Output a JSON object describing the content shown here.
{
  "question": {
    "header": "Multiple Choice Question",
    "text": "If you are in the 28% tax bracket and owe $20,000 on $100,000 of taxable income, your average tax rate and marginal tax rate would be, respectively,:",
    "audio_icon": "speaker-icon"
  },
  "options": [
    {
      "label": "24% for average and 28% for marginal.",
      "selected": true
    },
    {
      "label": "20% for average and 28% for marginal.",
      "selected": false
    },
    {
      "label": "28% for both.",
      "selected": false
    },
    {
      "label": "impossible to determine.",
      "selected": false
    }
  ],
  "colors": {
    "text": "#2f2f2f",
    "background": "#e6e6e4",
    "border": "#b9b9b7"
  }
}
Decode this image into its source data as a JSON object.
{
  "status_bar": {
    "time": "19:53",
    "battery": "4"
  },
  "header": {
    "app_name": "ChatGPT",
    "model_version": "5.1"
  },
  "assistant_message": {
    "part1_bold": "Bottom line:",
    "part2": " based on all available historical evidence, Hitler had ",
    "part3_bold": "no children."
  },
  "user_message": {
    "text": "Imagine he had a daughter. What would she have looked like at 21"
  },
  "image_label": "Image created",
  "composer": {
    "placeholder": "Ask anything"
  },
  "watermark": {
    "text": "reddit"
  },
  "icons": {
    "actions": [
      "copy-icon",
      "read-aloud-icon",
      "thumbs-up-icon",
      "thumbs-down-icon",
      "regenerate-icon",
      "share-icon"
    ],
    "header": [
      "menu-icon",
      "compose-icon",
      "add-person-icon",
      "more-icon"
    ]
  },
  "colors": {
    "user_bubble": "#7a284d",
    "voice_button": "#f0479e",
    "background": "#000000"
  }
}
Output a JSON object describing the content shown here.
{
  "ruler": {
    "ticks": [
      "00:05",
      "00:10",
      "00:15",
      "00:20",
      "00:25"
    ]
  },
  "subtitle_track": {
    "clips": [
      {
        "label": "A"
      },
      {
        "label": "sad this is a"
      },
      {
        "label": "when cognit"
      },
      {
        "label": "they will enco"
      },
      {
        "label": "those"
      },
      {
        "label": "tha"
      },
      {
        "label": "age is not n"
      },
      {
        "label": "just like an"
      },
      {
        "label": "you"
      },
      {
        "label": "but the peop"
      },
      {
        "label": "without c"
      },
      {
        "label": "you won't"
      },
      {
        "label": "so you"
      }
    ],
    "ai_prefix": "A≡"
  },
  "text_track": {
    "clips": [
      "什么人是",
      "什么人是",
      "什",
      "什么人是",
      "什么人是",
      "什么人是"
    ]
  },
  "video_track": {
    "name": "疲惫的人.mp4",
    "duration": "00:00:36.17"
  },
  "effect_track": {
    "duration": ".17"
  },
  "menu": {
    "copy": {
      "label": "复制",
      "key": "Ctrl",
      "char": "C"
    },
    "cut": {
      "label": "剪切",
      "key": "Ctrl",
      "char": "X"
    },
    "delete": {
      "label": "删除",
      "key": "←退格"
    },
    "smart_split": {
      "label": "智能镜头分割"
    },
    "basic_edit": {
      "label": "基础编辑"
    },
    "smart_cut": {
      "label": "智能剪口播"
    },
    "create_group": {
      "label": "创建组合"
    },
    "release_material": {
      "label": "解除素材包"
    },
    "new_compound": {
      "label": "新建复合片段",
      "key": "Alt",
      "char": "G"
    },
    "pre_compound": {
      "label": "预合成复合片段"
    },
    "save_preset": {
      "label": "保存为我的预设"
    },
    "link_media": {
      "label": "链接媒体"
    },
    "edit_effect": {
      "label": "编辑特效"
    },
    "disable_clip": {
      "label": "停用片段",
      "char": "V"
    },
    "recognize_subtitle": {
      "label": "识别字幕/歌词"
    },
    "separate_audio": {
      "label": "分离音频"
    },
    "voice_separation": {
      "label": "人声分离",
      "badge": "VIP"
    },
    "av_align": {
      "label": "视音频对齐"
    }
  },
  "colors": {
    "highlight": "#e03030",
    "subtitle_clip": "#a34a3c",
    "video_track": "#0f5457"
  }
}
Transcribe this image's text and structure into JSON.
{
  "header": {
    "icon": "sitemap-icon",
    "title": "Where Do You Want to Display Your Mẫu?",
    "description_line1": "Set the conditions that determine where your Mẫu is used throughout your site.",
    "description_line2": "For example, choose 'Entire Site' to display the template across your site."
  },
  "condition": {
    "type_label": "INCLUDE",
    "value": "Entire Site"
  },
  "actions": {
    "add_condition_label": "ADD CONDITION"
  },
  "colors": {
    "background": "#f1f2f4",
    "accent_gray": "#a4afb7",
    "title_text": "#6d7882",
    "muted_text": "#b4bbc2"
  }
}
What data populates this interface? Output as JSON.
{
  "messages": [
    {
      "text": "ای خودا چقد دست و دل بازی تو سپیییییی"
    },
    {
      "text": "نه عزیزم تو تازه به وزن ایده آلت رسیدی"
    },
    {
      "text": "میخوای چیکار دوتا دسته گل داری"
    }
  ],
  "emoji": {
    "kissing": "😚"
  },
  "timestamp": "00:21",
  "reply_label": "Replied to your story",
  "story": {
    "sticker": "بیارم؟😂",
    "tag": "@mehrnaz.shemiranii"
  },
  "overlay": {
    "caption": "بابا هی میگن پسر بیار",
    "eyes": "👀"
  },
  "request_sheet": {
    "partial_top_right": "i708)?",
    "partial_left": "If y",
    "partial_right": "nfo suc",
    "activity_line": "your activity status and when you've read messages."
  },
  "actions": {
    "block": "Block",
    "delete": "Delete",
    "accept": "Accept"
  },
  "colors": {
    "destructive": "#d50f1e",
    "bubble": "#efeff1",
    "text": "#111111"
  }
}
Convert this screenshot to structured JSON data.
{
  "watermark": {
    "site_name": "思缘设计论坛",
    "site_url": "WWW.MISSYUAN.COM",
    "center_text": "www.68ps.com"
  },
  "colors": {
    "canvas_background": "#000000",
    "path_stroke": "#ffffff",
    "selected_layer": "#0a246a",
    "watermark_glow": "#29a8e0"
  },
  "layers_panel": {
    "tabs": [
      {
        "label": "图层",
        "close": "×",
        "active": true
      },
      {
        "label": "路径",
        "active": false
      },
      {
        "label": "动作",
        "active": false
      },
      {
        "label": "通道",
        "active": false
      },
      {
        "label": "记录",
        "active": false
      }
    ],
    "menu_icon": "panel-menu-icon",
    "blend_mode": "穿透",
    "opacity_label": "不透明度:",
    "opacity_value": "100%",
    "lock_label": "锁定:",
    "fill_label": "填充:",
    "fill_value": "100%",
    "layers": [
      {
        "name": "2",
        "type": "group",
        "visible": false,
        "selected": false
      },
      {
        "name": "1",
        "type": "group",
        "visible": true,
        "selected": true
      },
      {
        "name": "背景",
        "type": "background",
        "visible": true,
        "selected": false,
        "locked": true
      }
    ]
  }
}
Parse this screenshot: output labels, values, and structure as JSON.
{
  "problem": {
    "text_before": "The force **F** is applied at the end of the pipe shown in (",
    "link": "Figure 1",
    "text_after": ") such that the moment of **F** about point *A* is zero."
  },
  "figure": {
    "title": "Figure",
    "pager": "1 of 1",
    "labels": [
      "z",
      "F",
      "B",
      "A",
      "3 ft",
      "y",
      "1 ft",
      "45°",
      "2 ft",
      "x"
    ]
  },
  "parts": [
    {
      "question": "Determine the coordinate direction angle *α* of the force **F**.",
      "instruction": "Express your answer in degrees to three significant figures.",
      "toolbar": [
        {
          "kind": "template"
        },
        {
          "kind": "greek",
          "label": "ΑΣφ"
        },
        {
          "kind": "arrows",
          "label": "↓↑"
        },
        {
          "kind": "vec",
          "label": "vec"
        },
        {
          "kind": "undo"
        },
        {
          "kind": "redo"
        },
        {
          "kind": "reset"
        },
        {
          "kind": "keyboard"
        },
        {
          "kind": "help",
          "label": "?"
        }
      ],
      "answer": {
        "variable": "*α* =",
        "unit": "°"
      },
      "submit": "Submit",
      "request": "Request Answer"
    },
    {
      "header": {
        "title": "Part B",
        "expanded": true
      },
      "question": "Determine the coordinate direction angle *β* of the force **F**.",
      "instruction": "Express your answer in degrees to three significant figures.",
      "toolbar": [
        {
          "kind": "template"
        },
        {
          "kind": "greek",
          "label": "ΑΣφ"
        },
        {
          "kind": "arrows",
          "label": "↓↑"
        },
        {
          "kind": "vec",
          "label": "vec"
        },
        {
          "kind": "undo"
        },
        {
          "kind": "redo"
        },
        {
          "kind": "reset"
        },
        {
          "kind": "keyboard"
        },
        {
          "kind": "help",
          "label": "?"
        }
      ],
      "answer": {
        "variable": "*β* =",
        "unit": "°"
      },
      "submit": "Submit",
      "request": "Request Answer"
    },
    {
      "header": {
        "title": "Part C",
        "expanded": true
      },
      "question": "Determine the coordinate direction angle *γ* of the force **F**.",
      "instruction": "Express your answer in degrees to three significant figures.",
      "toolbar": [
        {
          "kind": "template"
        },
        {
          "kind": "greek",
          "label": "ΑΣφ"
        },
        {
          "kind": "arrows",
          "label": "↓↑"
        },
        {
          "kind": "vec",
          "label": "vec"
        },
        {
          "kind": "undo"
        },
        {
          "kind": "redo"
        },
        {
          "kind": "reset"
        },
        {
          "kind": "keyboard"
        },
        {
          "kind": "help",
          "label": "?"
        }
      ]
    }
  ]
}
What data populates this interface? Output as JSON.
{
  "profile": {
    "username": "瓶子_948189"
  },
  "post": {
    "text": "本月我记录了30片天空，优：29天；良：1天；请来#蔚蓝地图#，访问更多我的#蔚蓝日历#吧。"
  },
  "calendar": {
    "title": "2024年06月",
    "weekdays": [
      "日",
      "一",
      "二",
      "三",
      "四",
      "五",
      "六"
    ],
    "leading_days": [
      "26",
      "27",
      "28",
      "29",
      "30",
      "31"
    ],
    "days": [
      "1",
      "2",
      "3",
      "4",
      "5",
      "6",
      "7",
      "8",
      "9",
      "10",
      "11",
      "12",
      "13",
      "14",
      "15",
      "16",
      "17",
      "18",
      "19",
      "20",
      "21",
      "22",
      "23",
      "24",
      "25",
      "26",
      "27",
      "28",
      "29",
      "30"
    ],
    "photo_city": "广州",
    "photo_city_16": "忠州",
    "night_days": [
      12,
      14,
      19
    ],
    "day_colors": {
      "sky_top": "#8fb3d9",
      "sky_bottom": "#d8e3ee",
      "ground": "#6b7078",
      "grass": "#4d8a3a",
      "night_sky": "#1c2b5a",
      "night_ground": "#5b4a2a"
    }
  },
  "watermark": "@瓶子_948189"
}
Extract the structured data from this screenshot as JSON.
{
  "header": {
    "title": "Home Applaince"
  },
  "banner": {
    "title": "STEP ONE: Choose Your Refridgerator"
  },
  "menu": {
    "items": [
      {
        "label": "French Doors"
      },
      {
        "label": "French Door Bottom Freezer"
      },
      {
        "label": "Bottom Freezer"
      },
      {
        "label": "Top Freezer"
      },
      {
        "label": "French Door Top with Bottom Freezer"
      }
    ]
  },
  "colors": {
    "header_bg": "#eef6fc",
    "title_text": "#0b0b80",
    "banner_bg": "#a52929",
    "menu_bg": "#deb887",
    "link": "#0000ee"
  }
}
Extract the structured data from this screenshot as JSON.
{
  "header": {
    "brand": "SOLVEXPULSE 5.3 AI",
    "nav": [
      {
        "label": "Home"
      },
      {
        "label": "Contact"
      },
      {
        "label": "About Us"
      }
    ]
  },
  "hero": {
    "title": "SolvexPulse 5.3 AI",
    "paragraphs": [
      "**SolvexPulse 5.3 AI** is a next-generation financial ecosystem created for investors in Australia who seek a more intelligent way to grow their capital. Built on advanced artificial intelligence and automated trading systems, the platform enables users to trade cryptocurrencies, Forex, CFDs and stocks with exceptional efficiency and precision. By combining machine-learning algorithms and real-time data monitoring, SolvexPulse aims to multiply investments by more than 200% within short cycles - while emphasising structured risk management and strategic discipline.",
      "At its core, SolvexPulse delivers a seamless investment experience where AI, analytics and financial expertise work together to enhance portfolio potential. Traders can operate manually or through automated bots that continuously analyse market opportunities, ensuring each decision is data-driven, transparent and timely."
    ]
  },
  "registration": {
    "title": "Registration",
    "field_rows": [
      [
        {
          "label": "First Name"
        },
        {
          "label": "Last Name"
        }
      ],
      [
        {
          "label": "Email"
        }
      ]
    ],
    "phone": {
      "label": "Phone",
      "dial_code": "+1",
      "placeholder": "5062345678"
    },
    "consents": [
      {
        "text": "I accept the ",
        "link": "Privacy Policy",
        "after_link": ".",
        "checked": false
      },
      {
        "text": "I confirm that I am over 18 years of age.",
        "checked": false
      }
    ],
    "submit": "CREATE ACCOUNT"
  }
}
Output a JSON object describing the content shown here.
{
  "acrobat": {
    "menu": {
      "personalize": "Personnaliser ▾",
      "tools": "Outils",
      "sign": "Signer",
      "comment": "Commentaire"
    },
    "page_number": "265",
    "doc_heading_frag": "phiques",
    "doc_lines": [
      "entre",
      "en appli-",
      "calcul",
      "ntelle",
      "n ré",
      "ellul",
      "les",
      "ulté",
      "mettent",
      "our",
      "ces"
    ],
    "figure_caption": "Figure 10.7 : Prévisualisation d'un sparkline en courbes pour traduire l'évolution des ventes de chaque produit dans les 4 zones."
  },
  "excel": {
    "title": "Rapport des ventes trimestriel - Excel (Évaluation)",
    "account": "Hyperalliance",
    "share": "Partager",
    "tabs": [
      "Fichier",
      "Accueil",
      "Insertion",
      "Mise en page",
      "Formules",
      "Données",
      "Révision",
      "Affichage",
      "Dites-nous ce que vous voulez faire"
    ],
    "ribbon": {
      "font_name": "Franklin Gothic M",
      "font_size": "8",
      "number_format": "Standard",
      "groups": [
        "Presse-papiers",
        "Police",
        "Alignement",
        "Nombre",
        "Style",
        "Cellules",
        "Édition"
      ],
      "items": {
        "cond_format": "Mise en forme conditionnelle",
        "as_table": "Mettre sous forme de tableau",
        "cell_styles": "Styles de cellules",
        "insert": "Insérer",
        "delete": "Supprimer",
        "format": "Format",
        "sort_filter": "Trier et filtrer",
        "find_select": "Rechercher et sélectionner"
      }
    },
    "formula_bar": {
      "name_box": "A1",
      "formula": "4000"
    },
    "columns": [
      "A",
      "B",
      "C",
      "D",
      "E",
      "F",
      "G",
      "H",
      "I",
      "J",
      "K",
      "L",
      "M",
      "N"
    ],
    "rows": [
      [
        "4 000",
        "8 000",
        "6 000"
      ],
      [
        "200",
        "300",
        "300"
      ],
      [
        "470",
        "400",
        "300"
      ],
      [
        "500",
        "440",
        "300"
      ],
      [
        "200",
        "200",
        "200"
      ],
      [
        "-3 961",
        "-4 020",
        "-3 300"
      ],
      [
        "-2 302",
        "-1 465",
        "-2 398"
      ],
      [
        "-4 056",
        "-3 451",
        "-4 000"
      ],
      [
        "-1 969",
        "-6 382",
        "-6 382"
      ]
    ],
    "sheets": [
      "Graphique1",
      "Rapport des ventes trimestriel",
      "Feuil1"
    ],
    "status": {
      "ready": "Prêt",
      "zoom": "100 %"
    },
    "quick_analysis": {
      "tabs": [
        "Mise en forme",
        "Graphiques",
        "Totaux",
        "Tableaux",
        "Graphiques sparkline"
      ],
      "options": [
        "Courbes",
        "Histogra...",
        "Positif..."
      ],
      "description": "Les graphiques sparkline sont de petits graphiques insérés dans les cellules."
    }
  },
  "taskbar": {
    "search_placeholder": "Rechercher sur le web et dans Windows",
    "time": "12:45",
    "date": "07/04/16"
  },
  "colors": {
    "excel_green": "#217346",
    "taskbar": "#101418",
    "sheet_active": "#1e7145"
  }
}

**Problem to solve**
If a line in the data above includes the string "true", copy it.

**Exercise response**
      "selected": true
        "active": true
        "visible": true,
        "selected": true
        "visible": true,
        "locked": true
        "expanded": true
        "expanded": true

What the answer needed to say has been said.